Your objective:
Where in the data does the word "true" appear? Find those lines and copy them.

Raw data:
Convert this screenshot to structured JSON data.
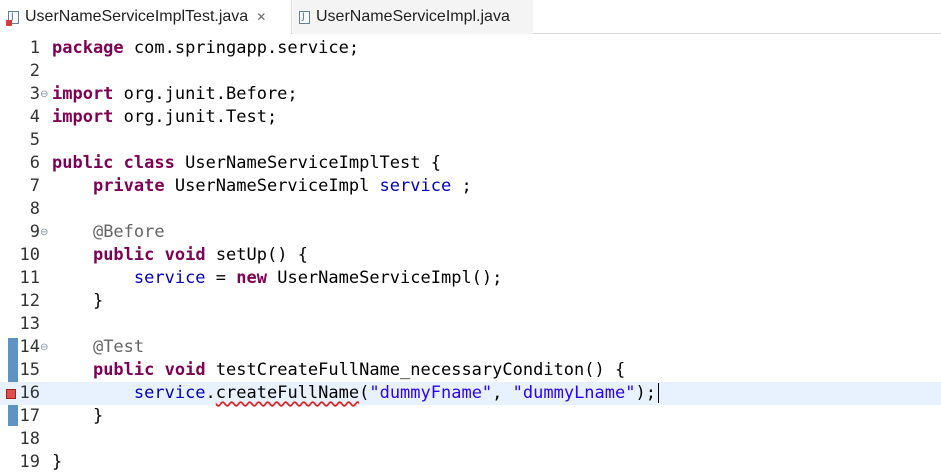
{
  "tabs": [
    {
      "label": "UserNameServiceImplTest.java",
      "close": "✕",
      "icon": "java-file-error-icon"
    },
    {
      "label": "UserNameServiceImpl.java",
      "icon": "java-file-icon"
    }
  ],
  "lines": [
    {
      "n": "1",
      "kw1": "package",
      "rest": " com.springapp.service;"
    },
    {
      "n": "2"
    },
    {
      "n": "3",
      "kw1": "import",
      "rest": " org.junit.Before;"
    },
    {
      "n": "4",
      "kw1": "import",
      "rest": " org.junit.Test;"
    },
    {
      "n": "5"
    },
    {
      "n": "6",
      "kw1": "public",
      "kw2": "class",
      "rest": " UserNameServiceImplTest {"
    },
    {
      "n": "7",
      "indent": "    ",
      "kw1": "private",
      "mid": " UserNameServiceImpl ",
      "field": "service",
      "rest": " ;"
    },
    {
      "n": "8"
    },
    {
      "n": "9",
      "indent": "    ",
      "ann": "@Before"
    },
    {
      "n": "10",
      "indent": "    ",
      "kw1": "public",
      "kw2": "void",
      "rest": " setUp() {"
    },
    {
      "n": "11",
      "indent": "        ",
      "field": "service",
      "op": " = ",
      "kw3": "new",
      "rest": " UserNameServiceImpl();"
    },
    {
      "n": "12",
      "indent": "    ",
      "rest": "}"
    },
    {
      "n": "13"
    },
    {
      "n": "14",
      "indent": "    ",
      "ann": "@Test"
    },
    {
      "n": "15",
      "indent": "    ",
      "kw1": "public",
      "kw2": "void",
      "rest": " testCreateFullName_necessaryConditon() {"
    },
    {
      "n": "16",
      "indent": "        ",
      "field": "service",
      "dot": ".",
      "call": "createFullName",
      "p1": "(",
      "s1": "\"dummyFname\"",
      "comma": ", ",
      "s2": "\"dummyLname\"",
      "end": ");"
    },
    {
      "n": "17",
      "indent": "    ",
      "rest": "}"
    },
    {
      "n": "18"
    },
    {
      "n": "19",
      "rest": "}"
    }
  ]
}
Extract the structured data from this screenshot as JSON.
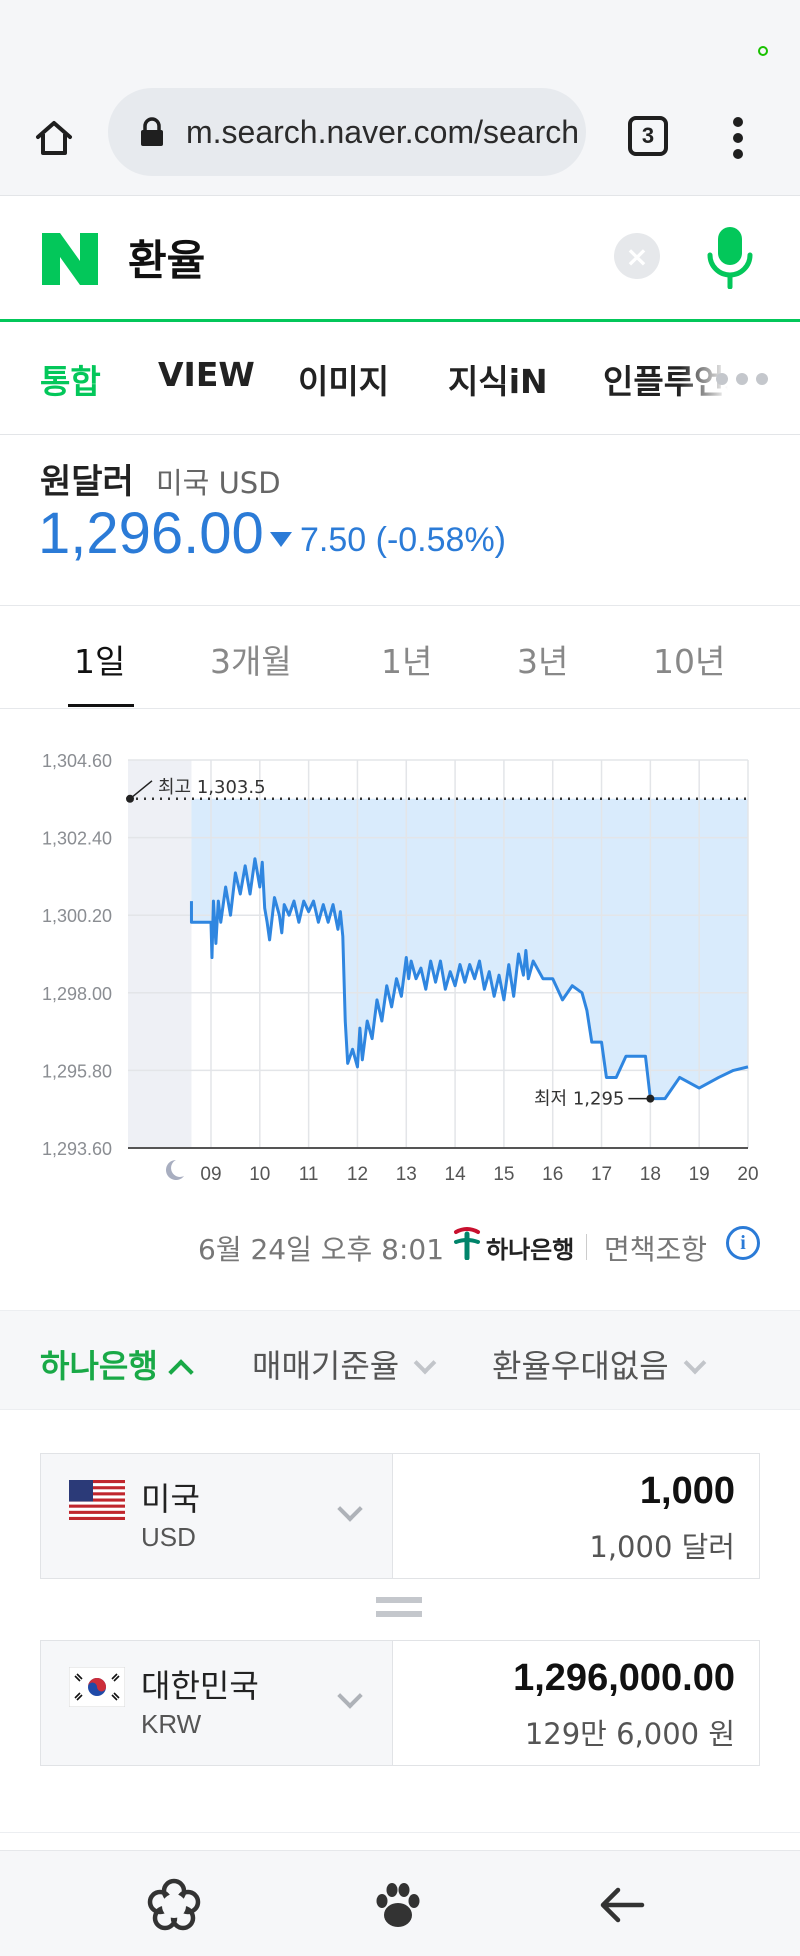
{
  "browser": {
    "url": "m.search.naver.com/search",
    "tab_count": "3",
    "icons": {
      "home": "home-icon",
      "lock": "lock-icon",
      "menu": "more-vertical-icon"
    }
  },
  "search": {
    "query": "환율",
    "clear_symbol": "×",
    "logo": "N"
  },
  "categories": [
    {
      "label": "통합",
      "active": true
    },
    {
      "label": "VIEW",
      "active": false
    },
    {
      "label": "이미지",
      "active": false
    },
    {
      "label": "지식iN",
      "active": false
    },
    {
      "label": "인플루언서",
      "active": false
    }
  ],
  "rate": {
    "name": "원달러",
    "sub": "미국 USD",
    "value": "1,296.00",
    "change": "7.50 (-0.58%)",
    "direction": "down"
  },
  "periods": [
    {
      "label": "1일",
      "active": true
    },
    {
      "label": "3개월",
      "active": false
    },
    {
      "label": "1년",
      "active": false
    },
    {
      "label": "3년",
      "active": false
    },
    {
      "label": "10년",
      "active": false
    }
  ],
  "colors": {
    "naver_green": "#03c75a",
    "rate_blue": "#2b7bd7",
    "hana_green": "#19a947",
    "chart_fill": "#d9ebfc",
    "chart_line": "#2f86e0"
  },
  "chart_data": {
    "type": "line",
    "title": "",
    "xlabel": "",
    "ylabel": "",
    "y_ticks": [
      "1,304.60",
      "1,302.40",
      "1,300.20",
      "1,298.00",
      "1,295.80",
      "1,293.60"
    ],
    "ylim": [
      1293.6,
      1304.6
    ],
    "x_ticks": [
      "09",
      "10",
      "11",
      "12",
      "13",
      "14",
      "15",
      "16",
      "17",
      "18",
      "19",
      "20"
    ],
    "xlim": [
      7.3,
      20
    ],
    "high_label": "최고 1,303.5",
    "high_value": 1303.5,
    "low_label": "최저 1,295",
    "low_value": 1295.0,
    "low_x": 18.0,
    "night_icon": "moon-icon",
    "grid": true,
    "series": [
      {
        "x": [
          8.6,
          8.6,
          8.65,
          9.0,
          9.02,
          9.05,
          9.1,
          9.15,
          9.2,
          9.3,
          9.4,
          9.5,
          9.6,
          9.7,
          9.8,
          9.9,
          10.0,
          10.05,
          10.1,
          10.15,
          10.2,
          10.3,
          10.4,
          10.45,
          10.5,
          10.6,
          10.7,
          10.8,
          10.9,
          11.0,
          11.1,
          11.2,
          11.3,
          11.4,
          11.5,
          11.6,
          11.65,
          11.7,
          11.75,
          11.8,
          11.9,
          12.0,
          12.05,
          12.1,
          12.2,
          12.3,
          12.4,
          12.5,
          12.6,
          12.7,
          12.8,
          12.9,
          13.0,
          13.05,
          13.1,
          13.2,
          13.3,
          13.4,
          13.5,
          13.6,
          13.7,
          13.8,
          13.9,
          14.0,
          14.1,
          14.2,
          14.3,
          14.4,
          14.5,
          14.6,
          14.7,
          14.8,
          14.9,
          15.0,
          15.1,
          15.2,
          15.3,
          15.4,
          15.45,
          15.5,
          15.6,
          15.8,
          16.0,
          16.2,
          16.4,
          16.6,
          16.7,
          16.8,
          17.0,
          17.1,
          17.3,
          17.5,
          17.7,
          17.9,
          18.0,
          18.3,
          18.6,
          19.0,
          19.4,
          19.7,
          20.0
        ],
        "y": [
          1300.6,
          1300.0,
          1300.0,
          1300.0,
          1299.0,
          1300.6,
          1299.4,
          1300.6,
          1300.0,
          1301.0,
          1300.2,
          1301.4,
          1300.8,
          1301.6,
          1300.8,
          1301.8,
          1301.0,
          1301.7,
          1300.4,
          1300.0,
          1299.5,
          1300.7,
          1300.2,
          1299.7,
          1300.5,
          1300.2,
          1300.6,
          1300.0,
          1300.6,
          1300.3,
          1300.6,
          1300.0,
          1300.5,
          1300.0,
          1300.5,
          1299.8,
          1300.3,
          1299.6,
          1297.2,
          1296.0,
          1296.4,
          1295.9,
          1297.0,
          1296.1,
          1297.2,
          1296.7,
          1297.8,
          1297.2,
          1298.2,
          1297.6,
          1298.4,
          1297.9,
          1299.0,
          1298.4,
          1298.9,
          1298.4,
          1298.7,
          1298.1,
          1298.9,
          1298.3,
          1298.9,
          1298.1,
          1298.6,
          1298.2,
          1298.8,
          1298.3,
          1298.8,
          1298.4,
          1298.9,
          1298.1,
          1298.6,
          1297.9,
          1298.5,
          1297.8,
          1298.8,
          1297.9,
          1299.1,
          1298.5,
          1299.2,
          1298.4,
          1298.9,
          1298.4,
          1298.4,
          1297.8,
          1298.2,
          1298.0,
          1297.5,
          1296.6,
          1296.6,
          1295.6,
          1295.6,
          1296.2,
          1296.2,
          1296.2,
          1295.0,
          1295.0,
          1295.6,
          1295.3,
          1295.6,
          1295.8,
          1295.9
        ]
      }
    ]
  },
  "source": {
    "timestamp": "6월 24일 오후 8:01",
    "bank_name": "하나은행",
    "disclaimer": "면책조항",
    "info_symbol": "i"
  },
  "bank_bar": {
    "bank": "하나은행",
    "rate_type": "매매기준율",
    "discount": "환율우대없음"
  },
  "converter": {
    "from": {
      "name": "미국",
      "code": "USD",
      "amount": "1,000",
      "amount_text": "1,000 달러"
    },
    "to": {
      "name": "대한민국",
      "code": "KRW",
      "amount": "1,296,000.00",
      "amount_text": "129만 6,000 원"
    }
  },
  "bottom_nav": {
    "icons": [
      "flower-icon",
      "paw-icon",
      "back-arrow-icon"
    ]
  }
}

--

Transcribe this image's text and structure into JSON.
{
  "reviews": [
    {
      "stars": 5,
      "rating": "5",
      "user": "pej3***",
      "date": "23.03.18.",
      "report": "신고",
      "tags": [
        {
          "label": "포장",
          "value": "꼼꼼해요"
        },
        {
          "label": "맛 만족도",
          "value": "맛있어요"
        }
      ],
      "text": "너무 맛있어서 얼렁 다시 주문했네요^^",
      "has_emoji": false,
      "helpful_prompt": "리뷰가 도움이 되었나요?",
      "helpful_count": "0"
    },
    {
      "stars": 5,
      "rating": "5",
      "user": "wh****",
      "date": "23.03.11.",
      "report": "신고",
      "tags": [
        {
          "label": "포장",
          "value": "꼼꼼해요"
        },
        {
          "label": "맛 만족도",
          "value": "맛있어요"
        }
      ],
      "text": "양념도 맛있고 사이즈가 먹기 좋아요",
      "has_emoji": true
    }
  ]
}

Exercise response:
      "active": true
      "active": true
    "grid": true,
      "has_emoji": true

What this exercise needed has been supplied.